North Indian Inscriptions
INSCRIPTIONS OF THE KALACHURIS OF SARAYUPARA
No. 73; PLATE LXI
THE stone slab which bears the subjoined inscription was discovered by Mr A. C. L. Carlleyle in 1875-76 at the Buddhist ruins near Kasiā (lat. 260 45' N., long. 830 55' E.), the ancient Kuśanagara, where Gautama Buddha entered the Mahāparinirvāna1 ‘The exact spot where the discovery was made was on the south side of the doorway of the brick-shrine in which the large blackstone image of the Buddha, locally known as Māthā Kũar was originally enshrined’2. The inscription was first noticed by Dr. Kielhorn, from estampages supplied to him, in his Epigraphic Notes in Nachrichten von der Königl. Gesellschaft der Wissenschaften ⱬu Göttingen Phil.-historische Klasse, 1903, pp. 300-303. It was next edited from the original stone, with a lithograph and a translation, by Rai Bahadur Daya Ram Sahni in the Epigraphia Indica, Vol. XVIII, pp. 128 ff. It is edited here from excellent estampages which I owe to the kindness of the Curator of the Lucknow Museum,where the slab has since been deposited.
The slab which is of the blue stone variety from the Gaya district measures 3' 1/2 " in breadth and 1' 51/2 " in height. The inscription is fragmentary. The extant writing covers a space 2' 101/2 " broad by 1' 21/2 " high, and contains 24 lines. Nothing is of course lost at the top. On the proper right and particularly on the left, especially in 11. 10-24, a large number of letters have been completely damaged owing to the peeling off of the surface of the stone. Besides, one or two lines have been damaged at the bottom, which is much to be regretted; for the lost portion most have contained some more historical information as well as particulars about the object of the inscription. The size of the letters varies from 3/8" to 5/8". The letters are larger and more sparsely written in the first five lines. They gradually decrease in size and are more compressed in subsequent lines.
The characters are of the Nāgarī alphabet. R.B. Sahni assigned the inscription
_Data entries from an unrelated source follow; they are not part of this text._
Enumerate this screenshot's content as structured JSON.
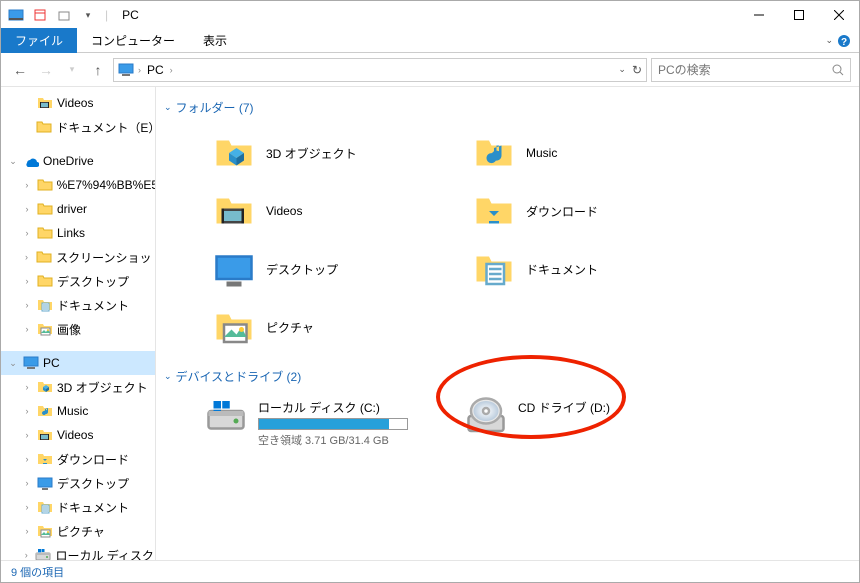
{
  "title": "PC",
  "ribbon": {
    "file": "ファイル",
    "computer": "コンピューター",
    "view": "表示"
  },
  "address": {
    "root": "PC",
    "search_placeholder": "PCの検索"
  },
  "sidebar": {
    "quick": [
      {
        "label": "Videos",
        "icon": "videos"
      },
      {
        "label": "ドキュメント（E）",
        "icon": "folder"
      }
    ],
    "onedrive": {
      "label": "OneDrive",
      "expanded": true
    },
    "onedrive_items": [
      {
        "label": "%E7%94%BB%E5",
        "icon": "folder"
      },
      {
        "label": "driver",
        "icon": "folder"
      },
      {
        "label": "Links",
        "icon": "folder"
      },
      {
        "label": "スクリーンショット",
        "icon": "folder"
      },
      {
        "label": "デスクトップ",
        "icon": "folder"
      },
      {
        "label": "ドキュメント",
        "icon": "documents"
      },
      {
        "label": "画像",
        "icon": "pictures"
      }
    ],
    "pc": {
      "label": "PC",
      "expanded": true,
      "selected": true
    },
    "pc_items": [
      {
        "label": "3D オブジェクト",
        "icon": "3d"
      },
      {
        "label": "Music",
        "icon": "music"
      },
      {
        "label": "Videos",
        "icon": "videos"
      },
      {
        "label": "ダウンロード",
        "icon": "downloads"
      },
      {
        "label": "デスクトップ",
        "icon": "desktop"
      },
      {
        "label": "ドキュメント",
        "icon": "documents"
      },
      {
        "label": "ピクチャ",
        "icon": "pictures"
      },
      {
        "label": "ローカル ディスク (C",
        "icon": "drive"
      }
    ]
  },
  "groups": {
    "folders": {
      "title": "フォルダー (7)",
      "items": [
        {
          "label": "3D オブジェクト",
          "icon": "3d"
        },
        {
          "label": "Music",
          "icon": "music"
        },
        {
          "label": "Videos",
          "icon": "videos"
        },
        {
          "label": "ダウンロード",
          "icon": "downloads"
        },
        {
          "label": "デスクトップ",
          "icon": "desktop",
          "cloud": true
        },
        {
          "label": "ドキュメント",
          "icon": "documents"
        },
        {
          "label": "ピクチャ",
          "icon": "pictures"
        }
      ]
    },
    "drives": {
      "title": "デバイスとドライブ (2)",
      "items": [
        {
          "label": "ローカル ディスク (C:)",
          "free": "空き領域 3.71 GB/31.4 GB",
          "fill_pct": 88,
          "icon": "hdd"
        },
        {
          "label": "CD ドライブ (D:)",
          "icon": "cd",
          "highlighted": true
        }
      ]
    }
  },
  "status": "9 個の項目"
}
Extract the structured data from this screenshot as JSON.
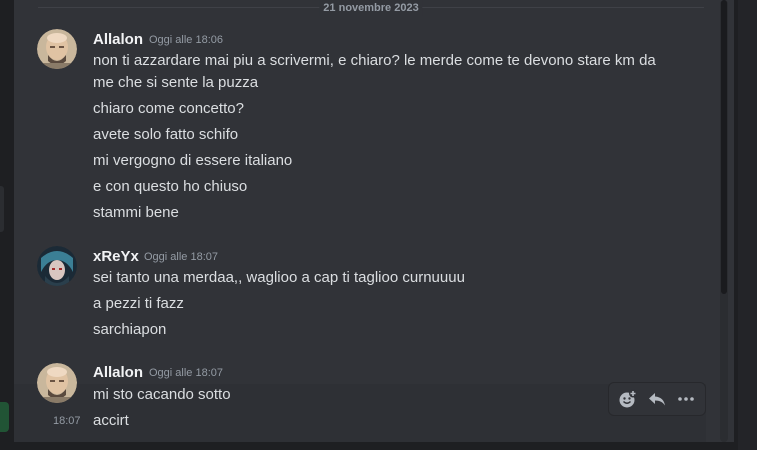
{
  "date_divider": "21 novembre 2023",
  "groups": [
    {
      "username": "Allalon",
      "timestamp": "Oggi alle 18:06",
      "messages": [
        "non ti azzardare mai piu a scrivermi, e chiaro? le merde come te devono stare km da",
        "me che si sente la puzza",
        "chiaro come concetto?",
        "avete solo fatto schifo",
        "mi vergogno di essere italiano",
        "e con questo ho chiuso",
        "stammi bene"
      ]
    },
    {
      "username": "xReYx",
      "timestamp": "Oggi alle 18:07",
      "messages": [
        "sei tanto una merdaa,, waglioo a cap ti taglioo curnuuuu",
        "a pezzi ti fazz",
        "sarchiapon"
      ]
    },
    {
      "username": "Allalon",
      "timestamp": "Oggi alle 18:07",
      "messages": [
        "mi sto cacando sotto",
        "accirt"
      ],
      "hover_time": "18:07"
    }
  ],
  "toolbar": {
    "icons": [
      "add-reaction-icon",
      "reply-icon",
      "more-options-icon"
    ]
  },
  "colors": {
    "background": "#313338",
    "username": "#f2f3f5",
    "message_text": "#dbdee1",
    "muted": "#949ba4"
  }
}
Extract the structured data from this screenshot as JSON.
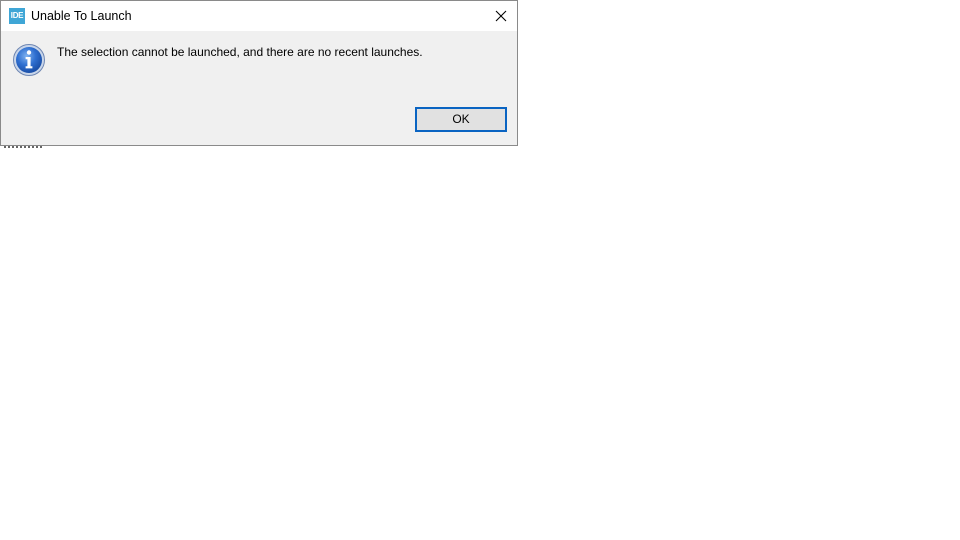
{
  "dialog": {
    "app_icon_text": "IDE",
    "title": "Unable To Launch",
    "message": "The selection cannot be launched, and there are no recent launches.",
    "ok_label": "OK",
    "icons": {
      "app": "ide-app-icon",
      "close": "close-icon",
      "info": "info-icon"
    },
    "colors": {
      "app_icon": "#3fa6d6",
      "button_focus_border": "#0a64c2",
      "dialog_background": "#f0f0f0"
    }
  }
}
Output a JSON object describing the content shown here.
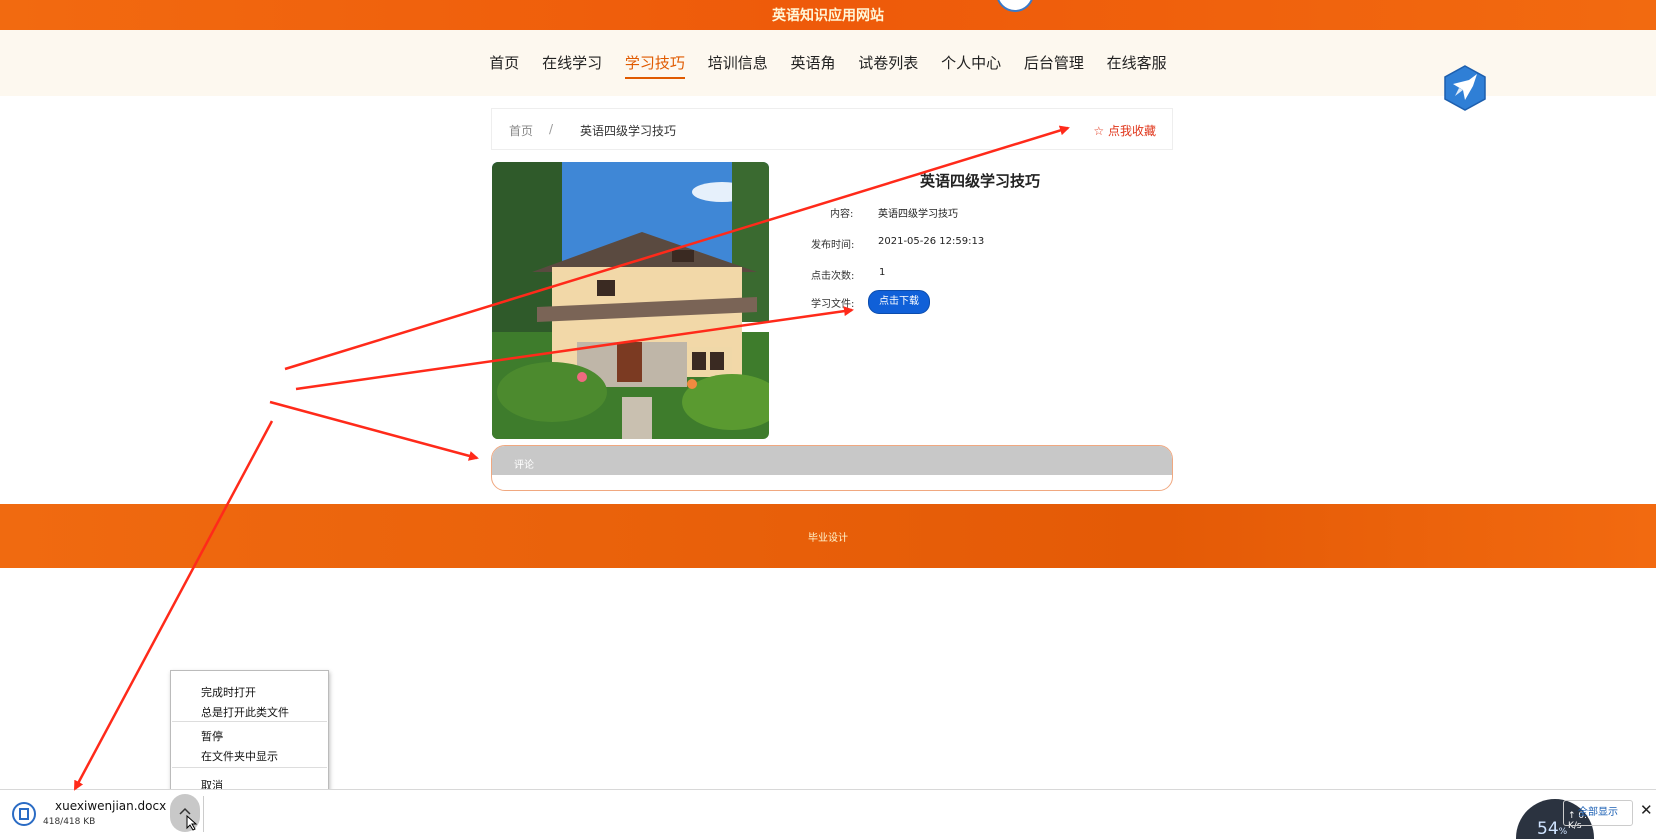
{
  "site": {
    "title": "英语知识应用网站"
  },
  "nav": {
    "items": [
      "首页",
      "在线学习",
      "学习技巧",
      "培训信息",
      "英语角",
      "试卷列表",
      "个人中心",
      "后台管理",
      "在线客服"
    ],
    "active_index": 2
  },
  "breadcrumb": {
    "home": "首页",
    "separator": "/",
    "current": "英语四级学习技巧",
    "favorite": "☆ 点我收藏"
  },
  "detail": {
    "title": "英语四级学习技巧",
    "content_label": "内容:",
    "content_value": "英语四级学习技巧",
    "published_label": "发布时间:",
    "published_value": "2021-05-26 12:59:13",
    "clicks_label": "点击次数:",
    "clicks_value": "1",
    "file_label": "学习文件:",
    "download_button": "点击下载"
  },
  "comment": {
    "header": "评论"
  },
  "footer": {
    "text": "毕业设计"
  },
  "context_menu": {
    "items": [
      "完成时打开",
      "总是打开此类文件",
      "暂停",
      "在文件夹中显示",
      "取消"
    ]
  },
  "download_bar": {
    "filename": "xuexiwenjian.docx",
    "progress": "418/418 KB",
    "show_all": "全部显示",
    "close": "✕",
    "net_percent": "54",
    "net_percent_unit": "%",
    "net_rate": "↑ 0.1 K/s"
  },
  "colors": {
    "brand_orange": "#ee5a0a",
    "button_blue": "#1060d8",
    "annotation_red": "#ff2a1a",
    "favorite_red": "#e0351a"
  }
}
to the 11th or 12th century A.C. In my opinion it is somewhat earlier as it shows
the following palæographic characteristics:—(1) The mātrā for the medialē and one
of the constituents of the medial ai, ō and au appear as small curves added to the left of the
top line of the consonant. They have not yet developed into full-fledged Pŗishţhamātrās ; (2) the medial u is shown by a small serif at the bottom of the vertical; see, e.g. sudhīḥ and
sphuţa-, both in 1.8; (3) the left limb of dh and kh, the tail of h and the vertical at the top
of ţh have not yet been developed as in the Nāgarī alphabet of the 12th century and the loop
in the right limb of kh is open in some places; see, e.g.,-nidhih 1.4, khyāta-, 1.13, śikhari- l.16, and haţhakŗit-, 1.3; (4) ph presents transitional forms; see, e.g., the archaic form in
muktā-phalaih, 1.20, and the later one in sphuţa-, 1.8. In many respects the present inscription resembles the Bilhāri stone inscription of Yuvarājadēva II. On the evidence of Palæography
I would, therefore, assign the record to the 10th cen. A. C The language is Sanskrit,
1This identification is established beyond doubt by the discovery, in the stūpa, of a copper-plate
inscription containing besides certain sūtras the words [Pari]nirvāṇachaityē tāmra-paṭṭaiti. . Some Mahā-
parinirvāṇa clay seals have also been discovered there. For the excavations at Kasiā, see A. R. A. S. I. for 1910-11, pp. 63 ff. and for 1911-12, pp. 134 ff.